"I am afraid to go."
Translation:Tengo miedo de ir.
Yerrick I agree that its the clause following the verb that requires 'de'. I was just reading up on that earlier. Thanks for the reminder. The subordinate clause following the verb as in this case is why. Not as we have experienced elsewhere the 'verb+de" combination which is often used to indicate what the verb is going to complete. Hope that makes sense.
Some verbs usually take a specific preposition ; others use ones to change meaning. A nice list here http://www.cliffsnotes.com/foreign-languages/spanish/spanish-i/prepositions/preposition-use-with-verbs
A very good trick to use to know whether or not the DE is necessary is the following.
Try to replace whatever following with "it"
I have fear IT. (sounds terrible)
I have fear of IT (sounds great)
Here is an advanced application of the trick.
Is it? Me alegro DE que hayas venido. OR?
Me alegro que hayas venido. ???? I am happy you have come.
I am happy IT (sounds terrible) I am happy about it (sounds great)
Therefore, Me alegro DE que hayas venido. is correct.
Now, how about?
Me alegra que hayas venido. OR
Me alegra de que hayas venido. ???/
IT makes me happy that you have come. (sounds great)
Of it / about it makes me happy that you have come. Sounds bad.
So, Me alegra que hayas venido. is correct
This trick almost always works. Native Spanish speakers often have trouble learning when to use DE or to leave it out. For them, they can substitute ESO or ESTO for the word or phrase and then they can "feel / sense" which is correct.
No, I'm not sure why Duo used "tener temor", but usually to say "to be afraid/scared" you would use "tener miedo de". http://www.wordreference.com/es/translation.asp?tranword=afraid
The difference between a regular verb and its reflexive form can vary from subtle to significant, so it's often advisable to treat them as separate verbs.
"ir" means "to go", "irse" means "to leave".
The usage is pretty similar to English. You use "ir" (to go) when the destination is important, whereas you use "irse" (to leave) when the current location is more important and the destination is either unknown, or just less relevant.

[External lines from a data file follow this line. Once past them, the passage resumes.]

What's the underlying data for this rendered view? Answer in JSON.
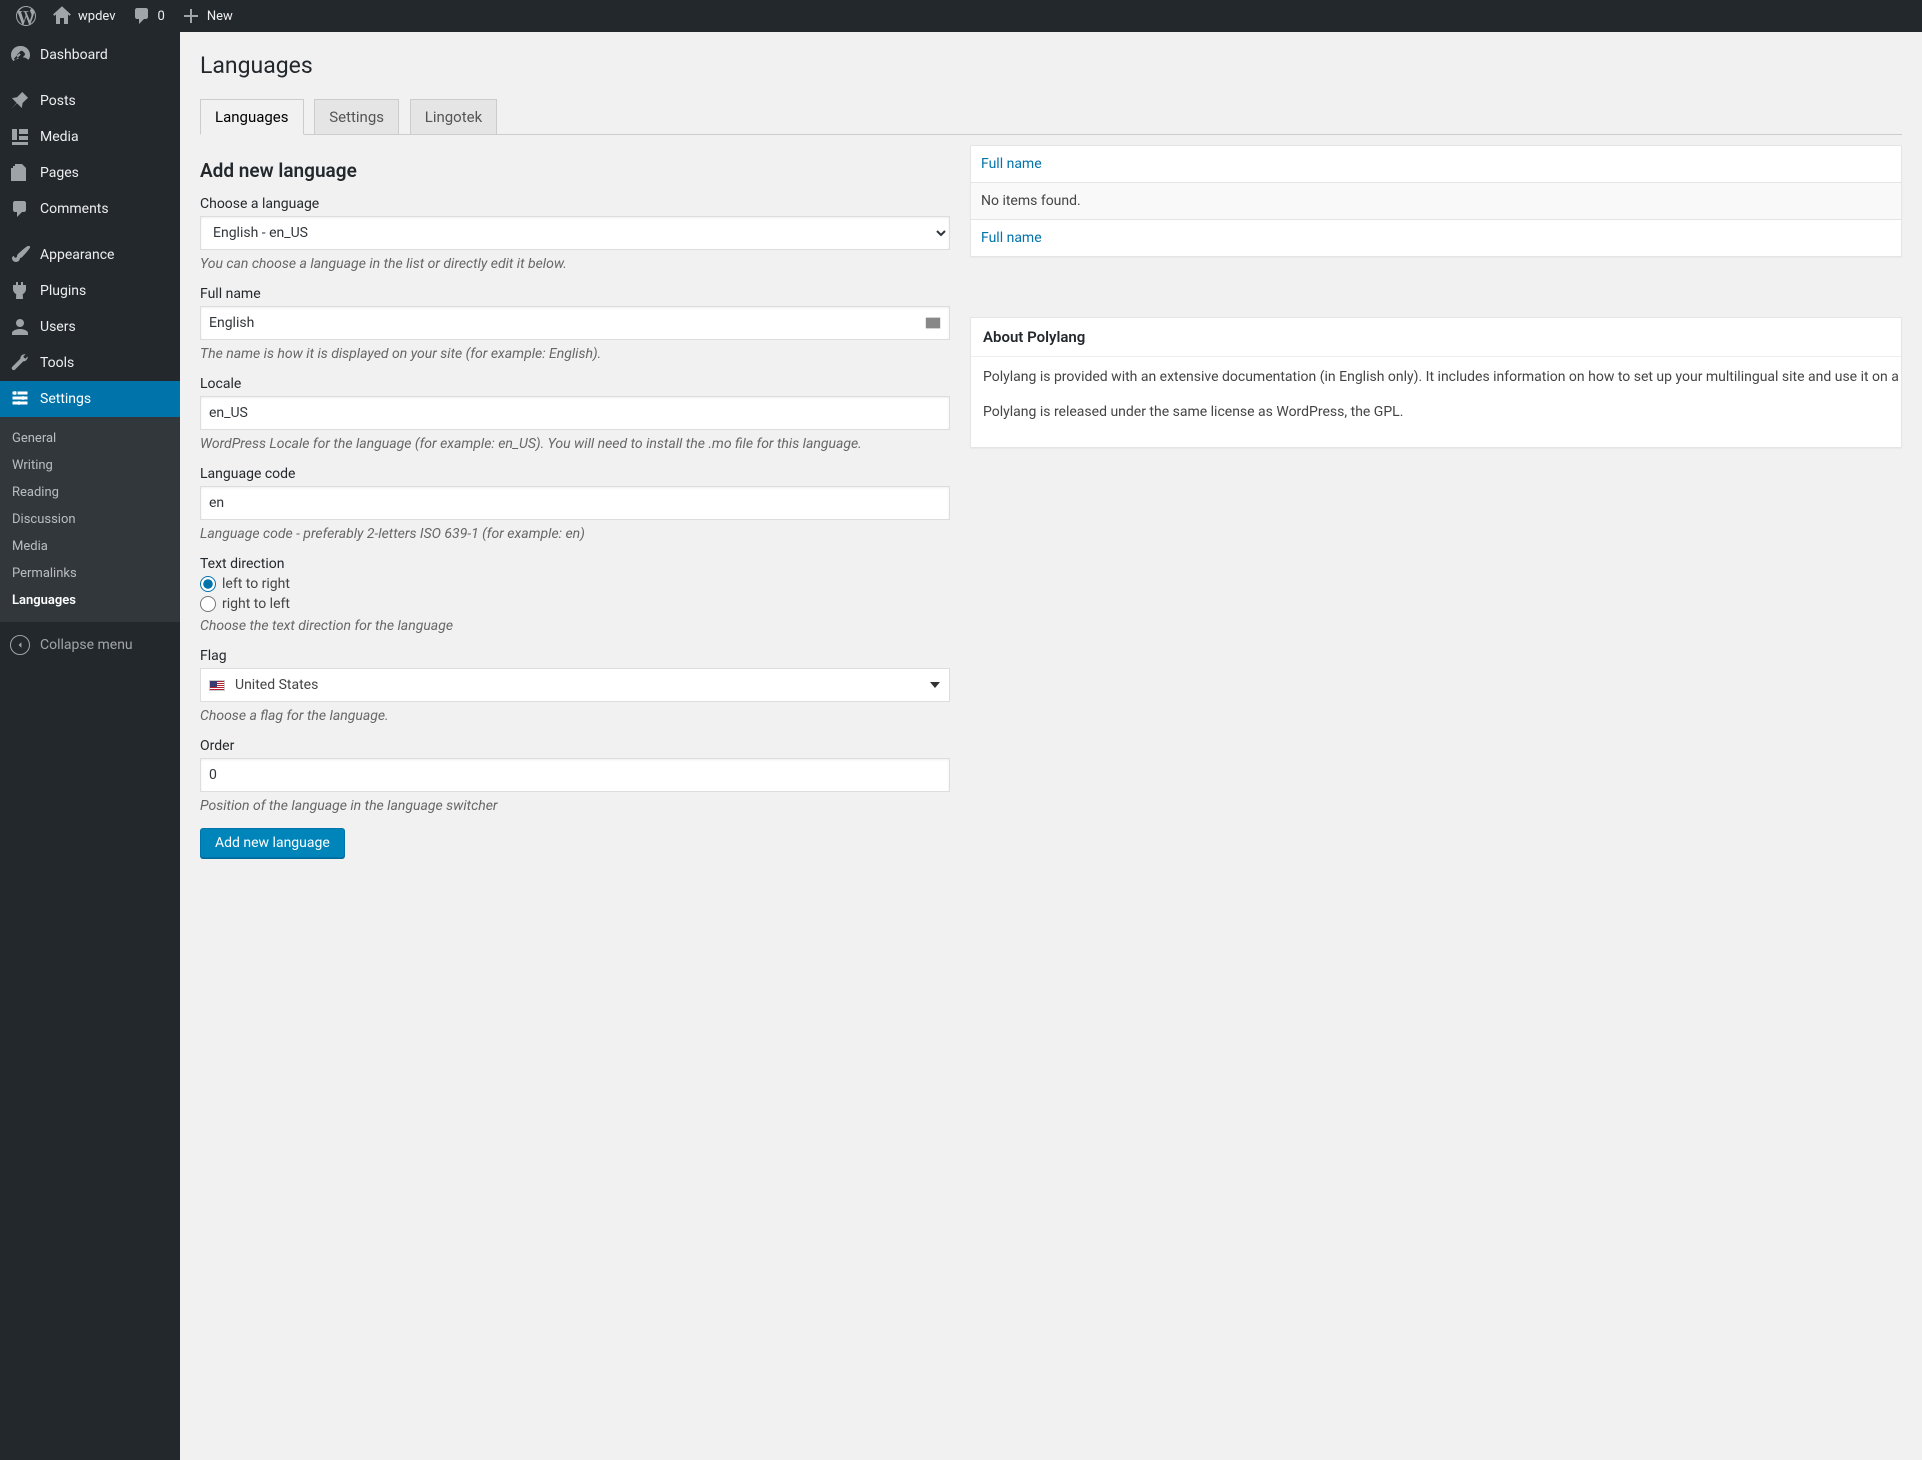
{
  "adminbar": {
    "site_name": "wpdev",
    "comments_count": "0",
    "new_label": "New"
  },
  "menu": {
    "dashboard": "Dashboard",
    "posts": "Posts",
    "media": "Media",
    "pages": "Pages",
    "comments": "Comments",
    "appearance": "Appearance",
    "plugins": "Plugins",
    "users": "Users",
    "tools": "Tools",
    "settings": "Settings",
    "collapse": "Collapse menu",
    "submenu": {
      "general": "General",
      "writing": "Writing",
      "reading": "Reading",
      "discussion": "Discussion",
      "media": "Media",
      "permalinks": "Permalinks",
      "languages": "Languages"
    }
  },
  "page": {
    "title": "Languages",
    "tabs": {
      "languages": "Languages",
      "settings": "Settings",
      "lingotek": "Lingotek"
    }
  },
  "form": {
    "heading": "Add new language",
    "choose_label": "Choose a language",
    "choose_value": "English - en_US",
    "choose_help": "You can choose a language in the list or directly edit it below.",
    "fullname_label": "Full name",
    "fullname_value": "English",
    "fullname_help": "The name is how it is displayed on your site (for example: English).",
    "locale_label": "Locale",
    "locale_value": "en_US",
    "locale_help": "WordPress Locale for the language (for example: en_US). You will need to install the .mo file for this language.",
    "code_label": "Language code",
    "code_value": "en",
    "code_help": "Language code - preferably 2-letters ISO 639-1 (for example: en)",
    "dir_label": "Text direction",
    "dir_ltr": "left to right",
    "dir_rtl": "right to left",
    "dir_help": "Choose the text direction for the language",
    "flag_label": "Flag",
    "flag_value": "United States",
    "flag_help": "Choose a flag for the language.",
    "order_label": "Order",
    "order_value": "0",
    "order_help": "Position of the language in the language switcher",
    "submit": "Add new language"
  },
  "table": {
    "header_fullname": "Full name",
    "empty": "No items found.",
    "footer_fullname": "Full name"
  },
  "about": {
    "title": "About Polylang",
    "p1": "Polylang is provided with an extensive documentation (in English only). It includes information on how to set up your multilingual site and use it on a daily basis, a FAQ, as well as a documentation for programmers to adapt their plugins and themes. Support and extra features are available with Polylang Pro.",
    "p2": "Polylang is released under the same license as WordPress, the GPL."
  }
}
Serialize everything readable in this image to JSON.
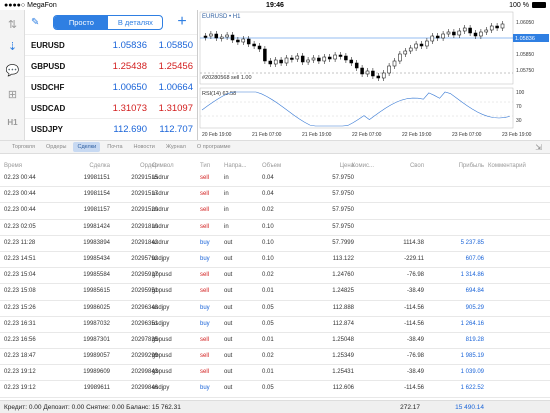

This sentence "I am afraid to go", is quite different from "I am afraid to leave".
Hard to know what to say about that without the complete sentence, but I suspect that it could have been one like "Me voy a controlar" = "I am going to control myself".
What is happening in this, and similar examples, is that the "me" actually belongs with "controlar", because a reflexive verb "controlarse" is being used. In this kind of construct of the simple future, the "me" needs to come before "voy".
If you can recall the exact sentence, I might be able to clarify it.
Well first of all, "being afraid" is a state/condition and so "estar" would be needed, you cannot use "ser" unless you're describing yourself as a constantly fearful person/it's part of your personality. Secondly, after using "estar", the word that follows should be an adjective, not a noun. So you could say "estoy miedoso" if you want, but "Tengo miedo" would be more common for "I'm afraid/scared".